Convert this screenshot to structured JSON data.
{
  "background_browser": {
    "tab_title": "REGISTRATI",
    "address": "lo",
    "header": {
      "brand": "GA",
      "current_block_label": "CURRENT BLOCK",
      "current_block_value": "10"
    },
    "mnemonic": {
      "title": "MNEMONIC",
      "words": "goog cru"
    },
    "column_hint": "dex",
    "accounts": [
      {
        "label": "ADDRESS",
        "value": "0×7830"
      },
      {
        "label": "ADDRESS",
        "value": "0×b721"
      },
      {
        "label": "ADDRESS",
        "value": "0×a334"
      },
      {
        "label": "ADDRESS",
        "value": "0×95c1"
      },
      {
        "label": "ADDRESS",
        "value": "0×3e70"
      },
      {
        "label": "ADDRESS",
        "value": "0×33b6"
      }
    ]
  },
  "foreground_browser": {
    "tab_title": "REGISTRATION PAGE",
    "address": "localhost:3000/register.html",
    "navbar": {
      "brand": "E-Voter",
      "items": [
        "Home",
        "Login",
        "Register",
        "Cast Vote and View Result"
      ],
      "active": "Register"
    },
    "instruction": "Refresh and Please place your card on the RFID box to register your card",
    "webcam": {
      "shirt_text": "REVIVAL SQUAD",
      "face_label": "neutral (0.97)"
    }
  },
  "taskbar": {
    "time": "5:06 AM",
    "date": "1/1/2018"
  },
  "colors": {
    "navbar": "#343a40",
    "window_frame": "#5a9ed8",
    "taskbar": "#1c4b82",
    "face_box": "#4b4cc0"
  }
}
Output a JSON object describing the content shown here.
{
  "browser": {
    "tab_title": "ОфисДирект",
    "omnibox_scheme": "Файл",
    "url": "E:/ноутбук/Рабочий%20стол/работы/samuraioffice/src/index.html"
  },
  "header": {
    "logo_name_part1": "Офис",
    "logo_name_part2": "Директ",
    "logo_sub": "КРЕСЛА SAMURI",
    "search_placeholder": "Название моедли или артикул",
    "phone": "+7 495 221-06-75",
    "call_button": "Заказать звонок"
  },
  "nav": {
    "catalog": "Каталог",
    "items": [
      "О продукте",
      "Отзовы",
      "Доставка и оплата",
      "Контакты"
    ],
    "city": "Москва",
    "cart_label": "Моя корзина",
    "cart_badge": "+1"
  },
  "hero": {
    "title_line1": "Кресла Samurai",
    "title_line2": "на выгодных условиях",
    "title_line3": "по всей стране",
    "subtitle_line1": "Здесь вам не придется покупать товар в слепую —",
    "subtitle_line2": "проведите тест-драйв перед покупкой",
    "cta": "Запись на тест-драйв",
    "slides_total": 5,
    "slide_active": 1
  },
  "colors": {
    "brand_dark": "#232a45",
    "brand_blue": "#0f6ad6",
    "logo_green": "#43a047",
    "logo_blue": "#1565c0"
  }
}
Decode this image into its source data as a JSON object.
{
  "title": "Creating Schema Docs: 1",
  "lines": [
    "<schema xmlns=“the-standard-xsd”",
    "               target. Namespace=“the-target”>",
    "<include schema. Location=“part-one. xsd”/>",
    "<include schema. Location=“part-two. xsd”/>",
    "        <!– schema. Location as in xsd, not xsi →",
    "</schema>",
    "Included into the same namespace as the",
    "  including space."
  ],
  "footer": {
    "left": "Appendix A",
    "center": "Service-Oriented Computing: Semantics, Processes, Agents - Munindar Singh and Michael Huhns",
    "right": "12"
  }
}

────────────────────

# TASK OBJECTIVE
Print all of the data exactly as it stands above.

# REPLY
Convert this screenshot to structured JSON data.
{
  "background_browser": {
    "tab_title": "REGISTRATI",
    "address": "lo",
    "header": {
      "brand": "GA",
      "current_block_label": "CURRENT BLOCK",
      "current_block_value": "10"
    },
    "mnemonic": {
      "title": "MNEMONIC",
      "words": "goog cru"
    },
    "column_hint": "dex",
    "accounts": [
      {
        "label": "ADDRESS",
        "value": "0×7830"
      },
      {
        "label": "ADDRESS",
        "value": "0×b721"
      },
      {
        "label": "ADDRESS",
        "value": "0×a334"
      },
      {
        "label": "ADDRESS",
        "value": "0×95c1"
      },
      {
        "label": "ADDRESS",
        "value": "0×3e70"
      },
      {
        "label": "ADDRESS",
        "value": "0×33b6"
      }
    ]
  },
  "foreground_browser": {
    "tab_title": "REGISTRATION PAGE",
    "address": "localhost:3000/register.html",
    "navbar": {
      "brand": "E-Voter",
      "items": [
        "Home",
        "Login",
        "Register",
        "Cast Vote and View Result"
      ],
      "active": "Register"
    },
    "instruction": "Refresh and Please place your card on the RFID box to register your card",
    "webcam": {
      "shirt_text": "REVIVAL SQUAD",
      "face_label": "neutral (0.97)"
    }
  },
  "taskbar": {
    "time": "5:06 AM",
    "date": "1/1/2018"
  },
  "colors": {
    "navbar": "#343a40",
    "window_frame": "#5a9ed8",
    "taskbar": "#1c4b82",
    "face_box": "#4b4cc0"
  }
}
Output a JSON object describing the content shown here.
{
  "browser": {
    "tab_title": "ОфисДирект",
    "omnibox_scheme": "Файл",
    "url": "E:/ноутбук/Рабочий%20стол/работы/samuraioffice/src/index.html"
  },
  "header": {
    "logo_name_part1": "Офис",
    "logo_name_part2": "Директ",
    "logo_sub": "КРЕСЛА SAMURI",
    "search_placeholder": "Название моедли или артикул",
    "phone": "+7 495 221-06-75",
    "call_button": "Заказать звонок"
  },
  "nav": {
    "catalog": "Каталог",
    "items": [
      "О продукте",
      "Отзовы",
      "Доставка и оплата",
      "Контакты"
    ],
    "city": "Москва",
    "cart_label": "Моя корзина",
    "cart_badge": "+1"
  },
  "hero": {
    "title_line1": "Кресла Samurai",
    "title_line2": "на выгодных условиях",
    "title_line3": "по всей стране",
    "subtitle_line1": "Здесь вам не придется покупать товар в слепую —",
    "subtitle_line2": "проведите тест-драйв перед покупкой",
    "cta": "Запись на тест-драйв",
    "slides_total": 5,
    "slide_active": 1
  },
  "colors": {
    "brand_dark": "#232a45",
    "brand_blue": "#0f6ad6",
    "logo_green": "#43a047",
    "logo_blue": "#1565c0"
  }
}
Decode this image into its source data as a JSON object.
{
  "title": "Creating Schema Docs: 1",
  "lines": [
    "<schema xmlns=“the-standard-xsd”",
    "               target. Namespace=“the-target”>",
    "<include schema. Location=“part-one. xsd”/>",
    "<include schema. Location=“part-two. xsd”/>",
    "        <!– schema. Location as in xsd, not xsi →",
    "</schema>",
    "Included into the same namespace as the",
    "  including space."
  ],
  "footer": {
    "left": "Appendix A",
    "center": "Service-Oriented Computing: Semantics, Processes, Agents - Munindar Singh and Michael Huhns",
    "right": "12"
  }
}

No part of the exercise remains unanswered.